I went down to South Texas last December to visit her where she stays for the winter. And let me just say, I was amazed by what I experienced. These people (mostly 60+) were living just like a bunch of 20 year olds. It was truly incredible. For the four days I was there, I went to 4 “jam sessions” where they “hang out” and dance and sing and eat and “goof off.” Yes, 80 year olds goofing off. I also went about town meeting all of G-ma’s friends. We ate. We shopped. We ate. We shopped. I was totally and completely worn out. Yet, it was a life-changing time for me.

I realized that life is not over ’til it’s over. A lot of things can go wrong in life. You can achieve your goals. You can survive your losses. But, most importantly you can choose to keep existing or you can choose to keep living. G-ma’s choice is clear.

I want to be just like G-ma when I get to my eighties. Well, with one qualification. I probably won’t wear any cute matching denim outfits set off by a nice shade of lipstick and a dark brown perm. But, then again, I just might.

I’m Special

I was a weird kid. Odd. I fully admit it. I didn’t fully grow out of it–I do still have some strange tendancies. Like, having to turn the lights in my place on and back off again just to make sure that I turned them off in the first place. And, I have become really good at hiding my tendancies. My boyfriend Jeff is really grateful for this, I’m sure. However, for the sake of maintaining some dignity, I’ll refrain from fully disclosing too many of my adult “tics” right now.

But, back to my childhood, it was scary enough.
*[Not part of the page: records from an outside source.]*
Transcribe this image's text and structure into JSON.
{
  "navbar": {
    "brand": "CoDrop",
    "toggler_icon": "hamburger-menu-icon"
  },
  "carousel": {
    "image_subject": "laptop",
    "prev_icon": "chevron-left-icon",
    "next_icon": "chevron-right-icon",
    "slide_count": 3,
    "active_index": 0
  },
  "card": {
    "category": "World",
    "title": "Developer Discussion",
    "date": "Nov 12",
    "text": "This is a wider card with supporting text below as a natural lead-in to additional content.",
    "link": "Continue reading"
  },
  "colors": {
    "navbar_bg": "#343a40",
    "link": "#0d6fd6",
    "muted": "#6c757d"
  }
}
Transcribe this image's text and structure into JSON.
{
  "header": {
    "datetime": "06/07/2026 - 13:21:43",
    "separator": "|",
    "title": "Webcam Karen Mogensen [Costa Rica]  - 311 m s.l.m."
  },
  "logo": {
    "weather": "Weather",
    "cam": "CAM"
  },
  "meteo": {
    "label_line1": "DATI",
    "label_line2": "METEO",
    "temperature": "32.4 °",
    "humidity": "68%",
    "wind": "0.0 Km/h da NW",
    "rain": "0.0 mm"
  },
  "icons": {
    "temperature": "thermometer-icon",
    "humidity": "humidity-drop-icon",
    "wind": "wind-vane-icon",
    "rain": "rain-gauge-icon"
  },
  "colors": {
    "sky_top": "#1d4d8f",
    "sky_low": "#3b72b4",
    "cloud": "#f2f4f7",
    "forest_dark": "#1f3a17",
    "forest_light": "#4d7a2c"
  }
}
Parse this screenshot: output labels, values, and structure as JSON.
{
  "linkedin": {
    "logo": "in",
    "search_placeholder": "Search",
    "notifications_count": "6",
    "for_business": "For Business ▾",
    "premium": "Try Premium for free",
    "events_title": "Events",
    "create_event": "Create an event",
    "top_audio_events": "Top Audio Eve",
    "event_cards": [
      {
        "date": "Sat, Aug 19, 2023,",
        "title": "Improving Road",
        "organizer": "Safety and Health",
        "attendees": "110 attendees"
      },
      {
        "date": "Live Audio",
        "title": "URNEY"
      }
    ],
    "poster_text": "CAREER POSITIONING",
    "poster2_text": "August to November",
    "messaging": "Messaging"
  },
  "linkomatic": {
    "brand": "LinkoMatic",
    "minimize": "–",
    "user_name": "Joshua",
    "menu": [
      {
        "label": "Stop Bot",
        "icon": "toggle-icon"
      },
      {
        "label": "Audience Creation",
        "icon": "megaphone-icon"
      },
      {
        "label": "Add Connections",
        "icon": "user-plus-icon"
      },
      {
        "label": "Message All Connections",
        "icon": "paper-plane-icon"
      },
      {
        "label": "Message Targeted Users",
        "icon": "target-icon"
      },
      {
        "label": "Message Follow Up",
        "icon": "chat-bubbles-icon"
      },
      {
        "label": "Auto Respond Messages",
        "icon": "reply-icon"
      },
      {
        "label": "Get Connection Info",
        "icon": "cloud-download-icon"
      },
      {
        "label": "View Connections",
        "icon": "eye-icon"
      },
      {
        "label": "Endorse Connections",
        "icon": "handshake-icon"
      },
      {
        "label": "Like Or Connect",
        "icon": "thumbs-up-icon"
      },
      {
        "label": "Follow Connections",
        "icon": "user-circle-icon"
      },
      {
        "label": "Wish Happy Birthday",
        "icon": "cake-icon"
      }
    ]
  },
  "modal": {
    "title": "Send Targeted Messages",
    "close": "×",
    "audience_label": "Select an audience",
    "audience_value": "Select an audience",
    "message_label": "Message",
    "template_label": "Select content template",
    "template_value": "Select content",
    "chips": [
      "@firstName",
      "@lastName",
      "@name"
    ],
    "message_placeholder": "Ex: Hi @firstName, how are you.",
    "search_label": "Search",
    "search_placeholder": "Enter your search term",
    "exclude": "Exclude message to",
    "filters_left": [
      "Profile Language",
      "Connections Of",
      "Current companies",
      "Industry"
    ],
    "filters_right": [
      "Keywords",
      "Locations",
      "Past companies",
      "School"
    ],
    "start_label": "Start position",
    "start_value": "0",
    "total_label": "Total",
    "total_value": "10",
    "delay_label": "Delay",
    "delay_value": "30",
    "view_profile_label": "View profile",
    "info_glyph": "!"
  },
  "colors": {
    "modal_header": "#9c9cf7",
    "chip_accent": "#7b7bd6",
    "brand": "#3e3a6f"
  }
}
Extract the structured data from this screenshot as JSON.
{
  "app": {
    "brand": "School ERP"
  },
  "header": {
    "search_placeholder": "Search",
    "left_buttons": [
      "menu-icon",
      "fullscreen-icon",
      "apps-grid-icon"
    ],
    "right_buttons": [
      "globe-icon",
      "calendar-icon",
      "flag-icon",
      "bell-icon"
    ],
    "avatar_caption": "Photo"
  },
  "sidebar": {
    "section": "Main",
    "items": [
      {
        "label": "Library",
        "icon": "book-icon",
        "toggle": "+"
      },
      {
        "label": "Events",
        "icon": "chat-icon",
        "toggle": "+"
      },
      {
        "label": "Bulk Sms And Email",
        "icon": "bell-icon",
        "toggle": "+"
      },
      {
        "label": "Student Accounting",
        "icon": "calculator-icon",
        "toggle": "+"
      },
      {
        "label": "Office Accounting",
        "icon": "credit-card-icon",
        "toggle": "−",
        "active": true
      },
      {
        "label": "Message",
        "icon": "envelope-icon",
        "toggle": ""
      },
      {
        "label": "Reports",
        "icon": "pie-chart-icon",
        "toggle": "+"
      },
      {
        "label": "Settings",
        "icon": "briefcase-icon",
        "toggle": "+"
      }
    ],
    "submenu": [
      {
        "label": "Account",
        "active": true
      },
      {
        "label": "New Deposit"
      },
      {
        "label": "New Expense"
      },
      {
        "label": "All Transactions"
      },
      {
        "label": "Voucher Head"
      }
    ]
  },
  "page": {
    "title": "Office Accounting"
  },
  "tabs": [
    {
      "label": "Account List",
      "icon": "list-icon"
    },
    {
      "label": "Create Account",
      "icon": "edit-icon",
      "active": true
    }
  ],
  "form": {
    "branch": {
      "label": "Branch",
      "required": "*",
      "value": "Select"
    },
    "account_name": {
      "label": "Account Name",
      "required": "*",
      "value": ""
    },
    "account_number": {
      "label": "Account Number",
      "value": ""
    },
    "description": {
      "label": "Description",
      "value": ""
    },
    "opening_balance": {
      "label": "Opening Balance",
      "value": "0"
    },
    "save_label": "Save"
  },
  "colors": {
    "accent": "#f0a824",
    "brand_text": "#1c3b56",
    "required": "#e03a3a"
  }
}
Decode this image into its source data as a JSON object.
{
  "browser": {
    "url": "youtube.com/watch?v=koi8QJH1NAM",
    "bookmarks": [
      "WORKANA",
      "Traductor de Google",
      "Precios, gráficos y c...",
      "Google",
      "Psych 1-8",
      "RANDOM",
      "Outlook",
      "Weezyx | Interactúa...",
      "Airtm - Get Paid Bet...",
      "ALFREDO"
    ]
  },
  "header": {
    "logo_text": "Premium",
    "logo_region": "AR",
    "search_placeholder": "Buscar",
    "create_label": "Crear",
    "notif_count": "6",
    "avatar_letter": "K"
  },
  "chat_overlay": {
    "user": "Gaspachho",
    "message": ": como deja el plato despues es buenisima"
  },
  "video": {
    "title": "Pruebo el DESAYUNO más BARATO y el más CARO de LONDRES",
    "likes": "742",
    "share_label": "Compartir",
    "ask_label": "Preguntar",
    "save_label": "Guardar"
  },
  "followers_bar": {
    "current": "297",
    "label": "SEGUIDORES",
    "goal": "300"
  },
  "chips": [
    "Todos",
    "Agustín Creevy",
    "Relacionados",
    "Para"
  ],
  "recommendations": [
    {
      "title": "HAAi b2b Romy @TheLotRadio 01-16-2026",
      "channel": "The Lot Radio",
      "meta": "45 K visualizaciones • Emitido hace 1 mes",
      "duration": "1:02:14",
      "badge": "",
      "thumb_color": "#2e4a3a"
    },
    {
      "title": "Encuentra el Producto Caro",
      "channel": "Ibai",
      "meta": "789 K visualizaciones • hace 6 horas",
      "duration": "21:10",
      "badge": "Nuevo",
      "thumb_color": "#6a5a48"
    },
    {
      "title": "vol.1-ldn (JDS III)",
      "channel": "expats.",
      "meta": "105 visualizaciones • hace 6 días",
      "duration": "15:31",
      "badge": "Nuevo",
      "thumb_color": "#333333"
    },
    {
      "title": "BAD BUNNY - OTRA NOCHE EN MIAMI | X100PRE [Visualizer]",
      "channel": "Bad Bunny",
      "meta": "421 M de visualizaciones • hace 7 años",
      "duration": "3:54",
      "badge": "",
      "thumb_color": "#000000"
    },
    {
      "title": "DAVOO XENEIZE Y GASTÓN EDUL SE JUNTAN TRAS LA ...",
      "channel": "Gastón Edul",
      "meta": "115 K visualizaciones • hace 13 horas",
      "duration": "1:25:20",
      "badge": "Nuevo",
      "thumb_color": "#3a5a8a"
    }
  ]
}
Like the time at church camp when I decided to see how far I could pull my pants down before someone noticed. (This was long before it was en vogue to wear one’s pants around their knees.) Much to the horror of several other kids playing 4-square, I made it to about mid-thigh.

I guess I should be thankful that my parents simply allowed me to be… special. I think that’s how my mom put it. Special. I love that word. Special. It is just about the nicest way to say that someone has some serious issues that might require medication someday. “Don’t mind Tyler . . . he’s . . . special.” Actually, I don’t think my mom actually even said that to anyone. She just said it to me. And, well, it made me feel . . . special. Which is exactly how a kid should feel.

And she put up with a lot of my “specialness” because I loved to perform. Not necessarily for a crowd or for family members, which I was asked to on many occasions. I loved to perform for myself. So, I created these routines in the “privacy” of our front yard. It’s amazing how oblivious I was as a kid. I wish I still had a little of that cluelessness.

I would sometimes take my clarinet out front and create marching band routines. Sometimes–and I’m sure this made everyone cringe–I would take a broomstick with fabric tied to the end and create routines. I loved the high school drill team–sequins, flags and all. And, that’s where I was . . . in my head.

During the cold Iowa winter months, I would take my routines to the basement. The great thing about this was that I could strap on my roller-skates and few extra pieces of flare, maybe a skirt, and perform away. The down side was the ceiling. I had a bad habit of accidentally breaking out the light bulbs during the height of my drill team routines. I was never punished for any of this . . . and compared to other stories I hear from gay people. I was extremely fortunate.

Truly the only surprise here is that anyone in my family was surprised to find out that I was gay! My mother passed away in 1998 after a battle with cancer and multiple other health problems. I never told her that I was gay, which I do regret. But, all that matters is that I know she thought I was special. And that’s how she paved the way for me to really accept me for who I am.

Thanks mom!